True catharsis for one side is four wins away. Some things to look for over the next two weeks of what promises to be an entertaining final.

Fresh faces
When the season began, Matt Murray was in the minor leagues. Now the 22-year-old who was supposed to be Pittsburgh's goalie of the future is now very much the goalie of the present. Pressed into action when veteran Marc-Andre Fleury suffered a concussion on March 31, Murray held onto the job even after Fleury returned by playing with the steady hand of a guy in his 10th postseason, not his first. San Jose counterpart Martin Jones served as Jonathan Quick's backup when the Kings won it all in 2014 and has thrived while playing behind a defense that sometimes doesn't give him much to do. Jones has faced over 30 shots just four times during the playoffs.

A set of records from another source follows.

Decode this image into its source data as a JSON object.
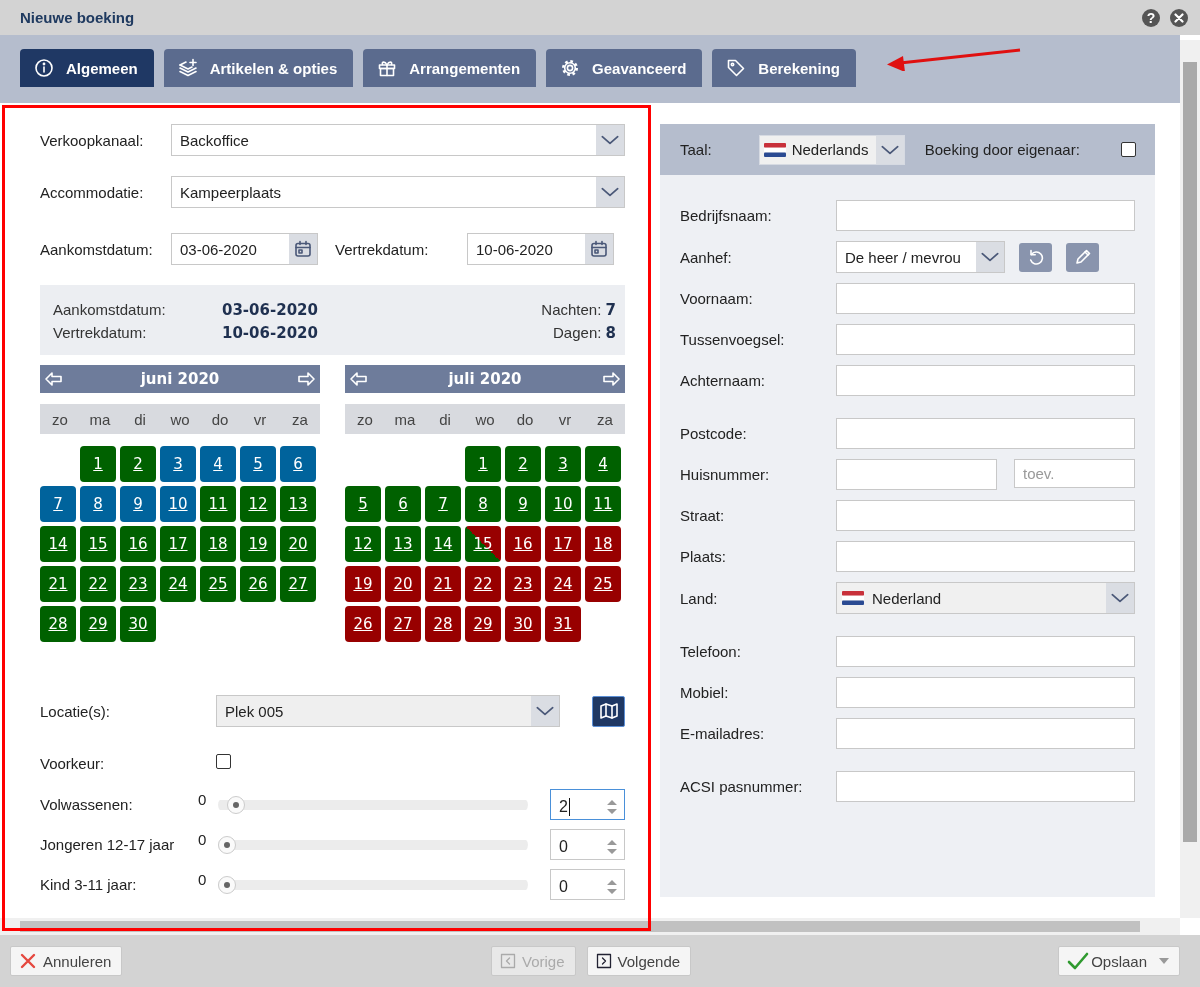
{
  "window": {
    "title": "Nieuwe boeking",
    "help": "?"
  },
  "tabs": [
    {
      "label": "Algemeen",
      "selected": true
    },
    {
      "label": "Artikelen & opties",
      "selected": false
    },
    {
      "label": "Arrangementen",
      "selected": false
    },
    {
      "label": "Geavanceerd",
      "selected": false
    },
    {
      "label": "Berekening",
      "selected": false
    }
  ],
  "annotations": {
    "highlight_frame": true,
    "arrow": true
  },
  "booking": {
    "sales_channel": {
      "label": "Verkoopkanaal:",
      "value": "Backoffice"
    },
    "accommodation": {
      "label": "Accommodatie:",
      "value": "Kampeerplaats"
    },
    "arrival": {
      "label": "Aankomstdatum:",
      "value": "03-06-2020"
    },
    "departure": {
      "label": "Vertrekdatum:",
      "value": "10-06-2020"
    },
    "summary": {
      "arrival_label": "Aankomstdatum:",
      "arrival": "03-06-2020",
      "departure_label": "Vertrekdatum:",
      "departure": "10-06-2020",
      "nights": "Nachten: **7**",
      "days": "Dagen: **8**"
    },
    "calendars": [
      {
        "title": "juni 2020",
        "weekdays": [
          "zo",
          "ma",
          "di",
          "wo",
          "do",
          "vr",
          "za"
        ],
        "days": [
          {
            "kind": "blank"
          },
          {
            "label": "1",
            "kind": "available"
          },
          {
            "label": "2",
            "kind": "available"
          },
          {
            "label": "3",
            "kind": "selected"
          },
          {
            "label": "4",
            "kind": "selected"
          },
          {
            "label": "5",
            "kind": "selected"
          },
          {
            "label": "6",
            "kind": "selected"
          },
          {
            "label": "7",
            "kind": "selected"
          },
          {
            "label": "8",
            "kind": "selected"
          },
          {
            "label": "9",
            "kind": "selected"
          },
          {
            "label": "10",
            "kind": "selected"
          },
          {
            "label": "11",
            "kind": "available"
          },
          {
            "label": "12",
            "kind": "available"
          },
          {
            "label": "13",
            "kind": "available"
          },
          {
            "label": "14",
            "kind": "available"
          },
          {
            "label": "15",
            "kind": "available"
          },
          {
            "label": "16",
            "kind": "available"
          },
          {
            "label": "17",
            "kind": "available"
          },
          {
            "label": "18",
            "kind": "available"
          },
          {
            "label": "19",
            "kind": "available"
          },
          {
            "label": "20",
            "kind": "available"
          },
          {
            "label": "21",
            "kind": "available"
          },
          {
            "label": "22",
            "kind": "available"
          },
          {
            "label": "23",
            "kind": "available"
          },
          {
            "label": "24",
            "kind": "available"
          },
          {
            "label": "25",
            "kind": "available"
          },
          {
            "label": "26",
            "kind": "available"
          },
          {
            "label": "27",
            "kind": "available"
          },
          {
            "label": "28",
            "kind": "available"
          },
          {
            "label": "29",
            "kind": "available"
          },
          {
            "label": "30",
            "kind": "available"
          }
        ]
      },
      {
        "title": "juli 2020",
        "weekdays": [
          "zo",
          "ma",
          "di",
          "wo",
          "do",
          "vr",
          "za"
        ],
        "days": [
          {
            "kind": "blank"
          },
          {
            "kind": "blank"
          },
          {
            "kind": "blank"
          },
          {
            "label": "1",
            "kind": "available"
          },
          {
            "label": "2",
            "kind": "available"
          },
          {
            "label": "3",
            "kind": "available"
          },
          {
            "label": "4",
            "kind": "available"
          },
          {
            "label": "5",
            "kind": "available"
          },
          {
            "label": "6",
            "kind": "available"
          },
          {
            "label": "7",
            "kind": "available"
          },
          {
            "label": "8",
            "kind": "available"
          },
          {
            "label": "9",
            "kind": "available"
          },
          {
            "label": "10",
            "kind": "available"
          },
          {
            "label": "11",
            "kind": "available"
          },
          {
            "label": "12",
            "kind": "available"
          },
          {
            "label": "13",
            "kind": "available"
          },
          {
            "label": "14",
            "kind": "available"
          },
          {
            "label": "15",
            "kind": "partial"
          },
          {
            "label": "16",
            "kind": "occupied"
          },
          {
            "label": "17",
            "kind": "occupied"
          },
          {
            "label": "18",
            "kind": "occupied"
          },
          {
            "label": "19",
            "kind": "occupied"
          },
          {
            "label": "20",
            "kind": "occupied"
          },
          {
            "label": "21",
            "kind": "occupied"
          },
          {
            "label": "22",
            "kind": "occupied"
          },
          {
            "label": "23",
            "kind": "occupied"
          },
          {
            "label": "24",
            "kind": "occupied"
          },
          {
            "label": "25",
            "kind": "occupied"
          },
          {
            "label": "26",
            "kind": "occupied"
          },
          {
            "label": "27",
            "kind": "occupied"
          },
          {
            "label": "28",
            "kind": "occupied"
          },
          {
            "label": "29",
            "kind": "occupied"
          },
          {
            "label": "30",
            "kind": "occupied"
          },
          {
            "label": "31",
            "kind": "occupied"
          }
        ]
      }
    ],
    "location": {
      "label": "Locatie(s):",
      "value": "Plek 005"
    },
    "preference": {
      "label": "Voorkeur:",
      "checked": false
    },
    "guests": [
      {
        "label": "Volwassenen:",
        "min": "0",
        "level": 0.03,
        "value": "2",
        "focused": true
      },
      {
        "label": "Jongeren 12-17 jaar",
        "min": "0",
        "level": 0,
        "value": "0",
        "focused": false
      },
      {
        "label": "Kind 3-11 jaar:",
        "min": "0",
        "level": 0,
        "value": "0",
        "focused": false
      }
    ]
  },
  "customer": {
    "language": {
      "label": "Taal:",
      "value": "Nederlands"
    },
    "owner_booking": {
      "label": "Boeking door eigenaar:",
      "checked": false
    },
    "groups": [
      [
        {
          "kind": "text",
          "label": "Bedrijfsnaam:"
        },
        {
          "kind": "select",
          "label": "Aanhef:",
          "value": "De heer / mevrou"
        },
        {
          "kind": "text",
          "label": "Voornaam:"
        },
        {
          "kind": "text",
          "label": "Tussenvoegsel:"
        },
        {
          "kind": "text",
          "label": "Achternaam:"
        }
      ],
      [
        {
          "kind": "text",
          "label": "Postcode:"
        },
        {
          "kind": "split",
          "label": "Huisnummer:",
          "placeholder": "toev."
        },
        {
          "kind": "text",
          "label": "Straat:"
        },
        {
          "kind": "text",
          "label": "Plaats:"
        },
        {
          "kind": "flag-select",
          "label": "Land:",
          "value": "Nederland"
        }
      ],
      [
        {
          "kind": "text",
          "label": "Telefoon:"
        },
        {
          "kind": "text",
          "label": "Mobiel:"
        },
        {
          "kind": "text",
          "label": "E-mailadres:"
        }
      ],
      [
        {
          "kind": "text",
          "label": "ACSI pasnummer:"
        }
      ]
    ]
  },
  "footer": [
    {
      "label": "Annuleren",
      "kind": "cancel",
      "disabled": false
    },
    {
      "label": "Vorige",
      "kind": "prev",
      "disabled": true
    },
    {
      "label": "Volgende",
      "kind": "next",
      "disabled": false
    },
    {
      "label": "Opslaan",
      "kind": "save",
      "disabled": false
    }
  ]
}
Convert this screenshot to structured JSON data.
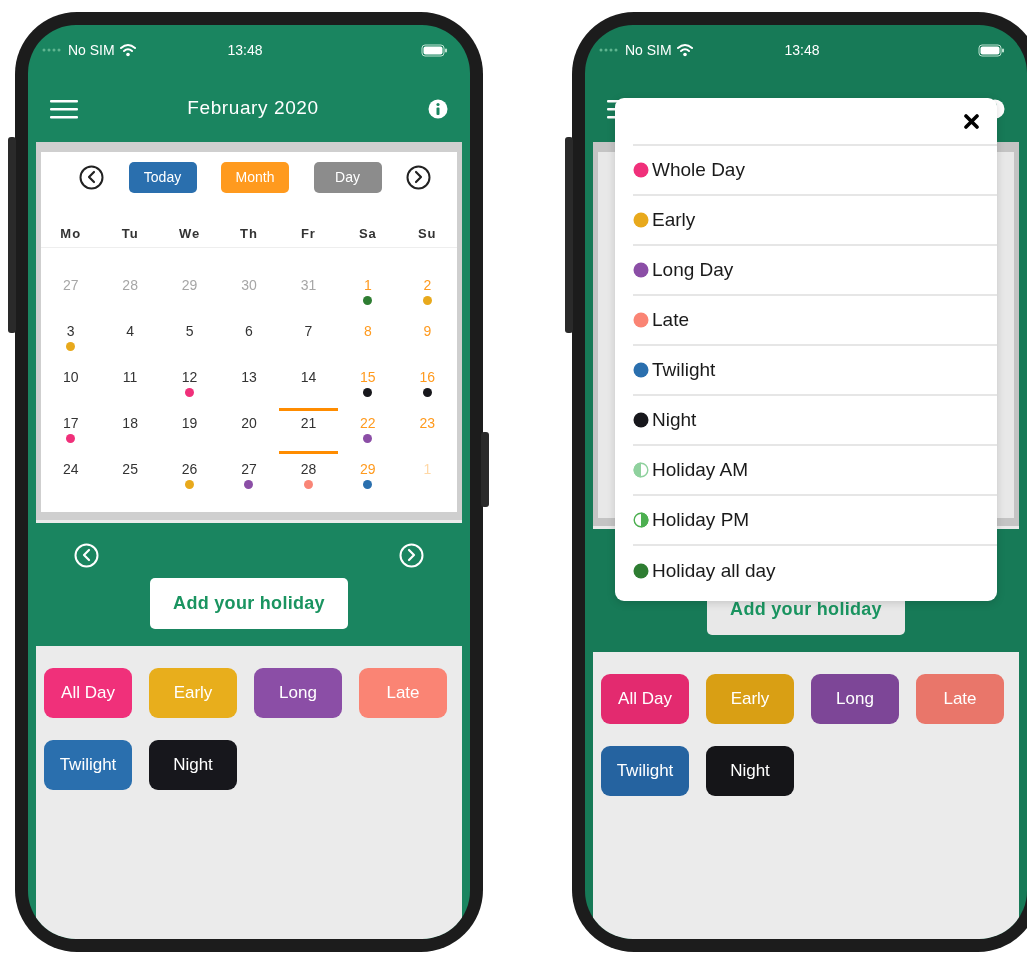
{
  "screens": [
    {
      "status_bar": {
        "carrier": "No SIM",
        "time": "13:48"
      },
      "header": {
        "title": "February 2020"
      },
      "calendar": {
        "view_buttons": [
          {
            "label": "Today",
            "color": "#2a6fae"
          },
          {
            "label": "Month",
            "color": "#ff9a1e"
          },
          {
            "label": "Day",
            "color": "#8c8c8c"
          }
        ],
        "weekdays": [
          "Mo",
          "Tu",
          "We",
          "Th",
          "Fr",
          "Sa",
          "Su"
        ],
        "days": [
          {
            "label": "27",
            "kind": "outside",
            "selected": false
          },
          {
            "label": "28",
            "kind": "outside",
            "selected": false
          },
          {
            "label": "29",
            "kind": "outside",
            "selected": false
          },
          {
            "label": "30",
            "kind": "outside",
            "selected": false
          },
          {
            "label": "31",
            "kind": "outside",
            "selected": false
          },
          {
            "label": "1",
            "kind": "weekend",
            "selected": false,
            "color": "#2e7d32"
          },
          {
            "label": "2",
            "kind": "weekend",
            "selected": false,
            "color": "#e8a91c"
          },
          {
            "label": "3",
            "kind": "weekday",
            "selected": false,
            "color": "#e8a91c"
          },
          {
            "label": "4",
            "kind": "weekday",
            "selected": false
          },
          {
            "label": "5",
            "kind": "weekday",
            "selected": false
          },
          {
            "label": "6",
            "kind": "weekday",
            "selected": false
          },
          {
            "label": "7",
            "kind": "weekday",
            "selected": false
          },
          {
            "label": "8",
            "kind": "weekend",
            "selected": false
          },
          {
            "label": "9",
            "kind": "weekend",
            "selected": false
          },
          {
            "label": "10",
            "kind": "weekday",
            "selected": false
          },
          {
            "label": "11",
            "kind": "weekday",
            "selected": false
          },
          {
            "label": "12",
            "kind": "weekday",
            "selected": false,
            "color": "#f0307a"
          },
          {
            "label": "13",
            "kind": "weekday",
            "selected": false
          },
          {
            "label": "14",
            "kind": "weekday",
            "selected": false
          },
          {
            "label": "15",
            "kind": "weekend",
            "selected": false,
            "color": "#17171c"
          },
          {
            "label": "16",
            "kind": "weekend",
            "selected": false,
            "color": "#17171c"
          },
          {
            "label": "17",
            "kind": "weekday",
            "selected": false,
            "color": "#f0307a"
          },
          {
            "label": "18",
            "kind": "weekday",
            "selected": false
          },
          {
            "label": "19",
            "kind": "weekday",
            "selected": false
          },
          {
            "label": "20",
            "kind": "weekday",
            "selected": false
          },
          {
            "label": "21",
            "kind": "weekday",
            "selected": true
          },
          {
            "label": "22",
            "kind": "weekend",
            "selected": false,
            "color": "#8b4ea6"
          },
          {
            "label": "23",
            "kind": "weekend",
            "selected": false
          },
          {
            "label": "24",
            "kind": "weekday",
            "selected": false
          },
          {
            "label": "25",
            "kind": "weekday",
            "selected": false
          },
          {
            "label": "26",
            "kind": "weekday",
            "selected": false,
            "color": "#e8a91c"
          },
          {
            "label": "27",
            "kind": "weekday",
            "selected": false,
            "color": "#8b4ea6"
          },
          {
            "label": "28",
            "kind": "weekday",
            "selected": false,
            "color": "#f98576"
          },
          {
            "label": "29",
            "kind": "weekend",
            "selected": false,
            "color": "#2a6fae"
          },
          {
            "label": "1",
            "kind": "outside-weekend",
            "selected": false
          }
        ]
      },
      "add_button": {
        "label": "Add your holiday"
      },
      "shifts": [
        {
          "label": "All Day",
          "color": "#f0307a"
        },
        {
          "label": "Early",
          "color": "#e8ae1c"
        },
        {
          "label": "Long",
          "color": "#8b4ea6"
        },
        {
          "label": "Late",
          "color": "#fa8474"
        },
        {
          "label": "Twilight",
          "color": "#2a6fae"
        },
        {
          "label": "Night",
          "color": "#17171c"
        }
      ],
      "popup_open": false
    },
    {
      "status_bar": {
        "carrier": "No SIM",
        "time": "13:48"
      },
      "add_button": {
        "label": "Add your holiday"
      },
      "shifts": [
        {
          "label": "All Day",
          "color": "#e32a6f"
        },
        {
          "label": "Early",
          "color": "#d99f14"
        },
        {
          "label": "Long",
          "color": "#7d4697"
        },
        {
          "label": "Late",
          "color": "#e9766a"
        },
        {
          "label": "Twilight",
          "color": "#2563a0"
        },
        {
          "label": "Night",
          "color": "#151518"
        }
      ],
      "popup_open": true,
      "popup": {
        "items": [
          {
            "label": "Whole Day",
            "kind": "dot",
            "color": "#f0307a"
          },
          {
            "label": "Early",
            "kind": "dot",
            "color": "#e8a91c"
          },
          {
            "label": "Long Day",
            "kind": "dot",
            "color": "#8b4ea6"
          },
          {
            "label": "Late",
            "kind": "dot",
            "color": "#fa8474"
          },
          {
            "label": "Twilight",
            "kind": "dot",
            "color": "#2a6fae"
          },
          {
            "label": "Night",
            "kind": "dot",
            "color": "#17171c"
          },
          {
            "label": "Holiday AM",
            "kind": "halfleft",
            "color": "#8fd19e"
          },
          {
            "label": "Holiday PM",
            "kind": "halfright",
            "color": "#4caf50"
          },
          {
            "label": "Holiday all day",
            "kind": "dot",
            "color": "#2e7d32"
          }
        ]
      }
    }
  ]
}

"HBK" is H-O-T:
Pittsburgh's best line during the playoffs isn't the one centered by Crosby or Malkin but Nick Bonino, who has teamed with Phil Kessel and Carl Hagelin to produce 17 goals and 28 assists in 18 games. Put together when Malkin missed six weeks with an elbow injury, the trio has given the Penguins the balance they desperately needed after years of being too reliant on their stars for production.

Powerful Sharks
San Jose's brilliant run to the Finals has been spearheaded by a power play that is converting on 27 percent (17 of 63) of its chances during the playoffs. The Sharks are 9-2 when they score with the man advantage and just 3-4 when it does not.

Old men and the C(up)
Both teams have relied heavily on players who began their NHL careers in another millennium. Pittsburgh center Matt Cullen, who turns 40 in November, has four goals during the playoffs. Thornton and Marleau, both 36, were taken with the top two picks in the 1997 draft that was held in Pittsburgh while 37-year-old Dainius Zubrus draws stares from younger teammates when he tells them he used to play against Hall of Famer (and current Penguins owner) Mario Lemieux.

"When I say 'Twenty years ago I was playing against Lemieux, they say 'I was 2-years-old,'" Zubrus said.